All charged up about the future of motoring

By David Thomson on Sat, 20 May 2017

Less than a decade. Eight years, to be precise. That's how long Stanford University economist Tony Seba reckons we have before petrol and diesel cars have been fully supplanted by electric (and in most cases fully self-driving) vehicles as the preferred type of car.

Seba bases his prediction on the time it will take before technological advances make electric cars a more compelling financial option to buy and operate than those powered by fossil fuels. He points to a crucial tipping point - coming in as soon as the next two to three years - when the range of typical electric vehicles exceeds 200 miles (roughly 300km), and the purchase price of entry-level electric cars drops below $US20,000.

The prospect of change coming this fast is something I find hard to believe, especially at a time when new vehicles, the vast majority powered by petrol or diesel engines, are selling at record levels here.

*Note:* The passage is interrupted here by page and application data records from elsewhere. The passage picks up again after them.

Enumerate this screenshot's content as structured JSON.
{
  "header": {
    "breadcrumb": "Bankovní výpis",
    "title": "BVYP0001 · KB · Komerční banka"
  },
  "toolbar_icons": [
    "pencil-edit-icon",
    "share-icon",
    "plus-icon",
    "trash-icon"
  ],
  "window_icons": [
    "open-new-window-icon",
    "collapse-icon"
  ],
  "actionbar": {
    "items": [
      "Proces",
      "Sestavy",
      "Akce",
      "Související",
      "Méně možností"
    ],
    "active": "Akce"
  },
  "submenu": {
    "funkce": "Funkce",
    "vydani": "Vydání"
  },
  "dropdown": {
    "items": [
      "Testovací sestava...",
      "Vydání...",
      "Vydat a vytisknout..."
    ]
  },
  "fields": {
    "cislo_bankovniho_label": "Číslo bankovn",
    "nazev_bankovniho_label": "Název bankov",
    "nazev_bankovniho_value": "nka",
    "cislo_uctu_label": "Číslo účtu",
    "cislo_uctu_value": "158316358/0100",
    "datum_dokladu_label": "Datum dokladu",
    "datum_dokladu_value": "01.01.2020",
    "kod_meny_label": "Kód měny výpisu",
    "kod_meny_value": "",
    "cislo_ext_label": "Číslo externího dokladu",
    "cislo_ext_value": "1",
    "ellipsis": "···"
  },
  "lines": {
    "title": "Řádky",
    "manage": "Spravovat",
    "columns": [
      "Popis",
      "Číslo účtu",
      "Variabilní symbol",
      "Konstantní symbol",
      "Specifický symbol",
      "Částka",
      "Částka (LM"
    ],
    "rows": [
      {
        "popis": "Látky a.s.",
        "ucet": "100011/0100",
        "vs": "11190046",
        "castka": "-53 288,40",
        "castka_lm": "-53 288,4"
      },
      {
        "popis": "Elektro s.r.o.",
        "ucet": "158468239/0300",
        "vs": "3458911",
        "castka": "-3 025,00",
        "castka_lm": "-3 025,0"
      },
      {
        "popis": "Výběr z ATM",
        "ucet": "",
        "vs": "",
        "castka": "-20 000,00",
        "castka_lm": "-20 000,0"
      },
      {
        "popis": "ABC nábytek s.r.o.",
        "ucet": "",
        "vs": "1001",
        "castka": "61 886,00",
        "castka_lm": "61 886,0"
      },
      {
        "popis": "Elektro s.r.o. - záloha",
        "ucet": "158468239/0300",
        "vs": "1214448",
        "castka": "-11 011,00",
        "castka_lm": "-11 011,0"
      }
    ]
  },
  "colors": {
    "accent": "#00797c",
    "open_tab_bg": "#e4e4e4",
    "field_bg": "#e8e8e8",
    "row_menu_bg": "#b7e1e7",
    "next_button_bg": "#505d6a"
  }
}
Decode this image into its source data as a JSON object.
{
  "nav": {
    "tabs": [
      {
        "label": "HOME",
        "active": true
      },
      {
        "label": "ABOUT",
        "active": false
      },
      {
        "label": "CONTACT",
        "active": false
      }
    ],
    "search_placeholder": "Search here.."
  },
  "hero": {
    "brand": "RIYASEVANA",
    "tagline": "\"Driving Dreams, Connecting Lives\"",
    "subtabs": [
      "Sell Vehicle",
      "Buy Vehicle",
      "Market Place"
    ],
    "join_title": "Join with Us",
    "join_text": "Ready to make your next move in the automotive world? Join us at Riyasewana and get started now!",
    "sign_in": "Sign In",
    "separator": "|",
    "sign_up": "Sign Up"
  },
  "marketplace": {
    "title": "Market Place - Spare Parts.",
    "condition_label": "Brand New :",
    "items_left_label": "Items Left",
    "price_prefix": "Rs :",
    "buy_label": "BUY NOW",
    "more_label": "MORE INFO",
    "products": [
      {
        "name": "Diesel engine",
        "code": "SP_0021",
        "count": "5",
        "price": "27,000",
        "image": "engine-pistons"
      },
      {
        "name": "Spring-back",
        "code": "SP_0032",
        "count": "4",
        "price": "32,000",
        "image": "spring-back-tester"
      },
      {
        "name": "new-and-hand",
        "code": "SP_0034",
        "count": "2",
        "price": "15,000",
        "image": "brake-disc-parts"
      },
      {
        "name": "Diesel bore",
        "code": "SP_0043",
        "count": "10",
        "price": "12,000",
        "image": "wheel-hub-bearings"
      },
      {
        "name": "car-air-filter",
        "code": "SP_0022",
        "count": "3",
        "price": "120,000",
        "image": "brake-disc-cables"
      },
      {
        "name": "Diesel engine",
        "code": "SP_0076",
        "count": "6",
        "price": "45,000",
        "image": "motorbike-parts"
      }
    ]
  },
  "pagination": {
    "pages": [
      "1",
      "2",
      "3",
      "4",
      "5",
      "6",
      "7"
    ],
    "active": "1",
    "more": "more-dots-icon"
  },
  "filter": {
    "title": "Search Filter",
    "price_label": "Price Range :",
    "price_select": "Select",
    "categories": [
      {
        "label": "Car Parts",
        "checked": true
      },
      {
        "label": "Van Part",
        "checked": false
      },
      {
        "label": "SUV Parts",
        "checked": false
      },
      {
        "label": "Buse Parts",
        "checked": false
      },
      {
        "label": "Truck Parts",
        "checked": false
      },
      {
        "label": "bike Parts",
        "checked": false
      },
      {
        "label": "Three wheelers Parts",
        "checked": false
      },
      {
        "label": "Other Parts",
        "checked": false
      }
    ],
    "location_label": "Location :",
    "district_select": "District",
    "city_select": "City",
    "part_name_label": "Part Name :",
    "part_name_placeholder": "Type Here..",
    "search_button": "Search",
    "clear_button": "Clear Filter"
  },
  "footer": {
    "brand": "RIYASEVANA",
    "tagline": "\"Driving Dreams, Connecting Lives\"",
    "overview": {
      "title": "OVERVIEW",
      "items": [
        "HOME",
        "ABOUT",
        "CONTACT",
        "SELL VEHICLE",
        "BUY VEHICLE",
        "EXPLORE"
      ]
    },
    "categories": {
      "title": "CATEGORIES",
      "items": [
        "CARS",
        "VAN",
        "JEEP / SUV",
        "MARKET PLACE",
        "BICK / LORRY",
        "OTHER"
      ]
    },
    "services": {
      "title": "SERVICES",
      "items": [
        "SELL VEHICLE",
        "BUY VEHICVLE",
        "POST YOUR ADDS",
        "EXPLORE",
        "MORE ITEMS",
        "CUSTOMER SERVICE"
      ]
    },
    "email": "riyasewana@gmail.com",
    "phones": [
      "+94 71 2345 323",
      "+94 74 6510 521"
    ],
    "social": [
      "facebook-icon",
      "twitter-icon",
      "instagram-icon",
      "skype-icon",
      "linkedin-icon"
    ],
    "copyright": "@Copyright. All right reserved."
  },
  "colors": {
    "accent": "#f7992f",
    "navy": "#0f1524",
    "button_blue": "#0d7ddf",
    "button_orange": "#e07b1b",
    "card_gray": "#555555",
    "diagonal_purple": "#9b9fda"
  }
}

But look either globally or locally, and there is no doubt our motoring world is changing at a rapid pace.

A piece in the Otago Daily Times' World Focus section last Monday highlighted a bold new project in India to completely phase out fossil-fuel-powered cars by 2032; China aims to have seven million electric vehicles on its roads by 2025; at a more local level, consent was recently granted for an electric vehicle charge point in Wanaka, and these points are also being considered for Alexandra, Tarras and Ranfurly; and the Skoda Kodiaq that graces this weekend's Drivesouth cover sits (like most new cars launched today) on a platform that is engineered to accommodate a future electric powertrain.

A growing interest in electric cars was also demonstrated by the interest several readers have shown in my mention, last weekend, of a petrol-electric hybrid produced by the now defunct British car maker Lanchester way back in 1927.

In producing the car, Lanchester wasn't totally ahead of its time; petrol-electric hybrid cars had been experimented with in Europe and the United States since the start of the 20th century, with pioneers in the field including Ferdinand Porsche. Even so, the Lanchester hybrid is regarded as a significant vehicle in hybrid car history. The prototype covered over 1200km in testing, and still survives, in the Birmingham Science Museum.

My comments about Lanchester last weekend also prompted a lovely call from Roxburgh-based Russell Reid, who recalled an early 1950s Lanchester his family once owned. This underlines the fact that while Lanchester's history as an independent marque ended at the start of the 1930s, the rights to the name passed to Daimler, who used it until around 1955.

When Daimler was acquired by Jaguar a few years later, the rights to the Lanchester name went with it. Now, I believe, those rights are held by Tata Motors of India, as part of their ownership of Jaguar.

What a great acknowledgement of automotive history it would be if the Lanchester name was revived by Tata, perhaps to be used for a top-line electric-powered Jaguar of the (perhaps not too distant) future.

David Thomson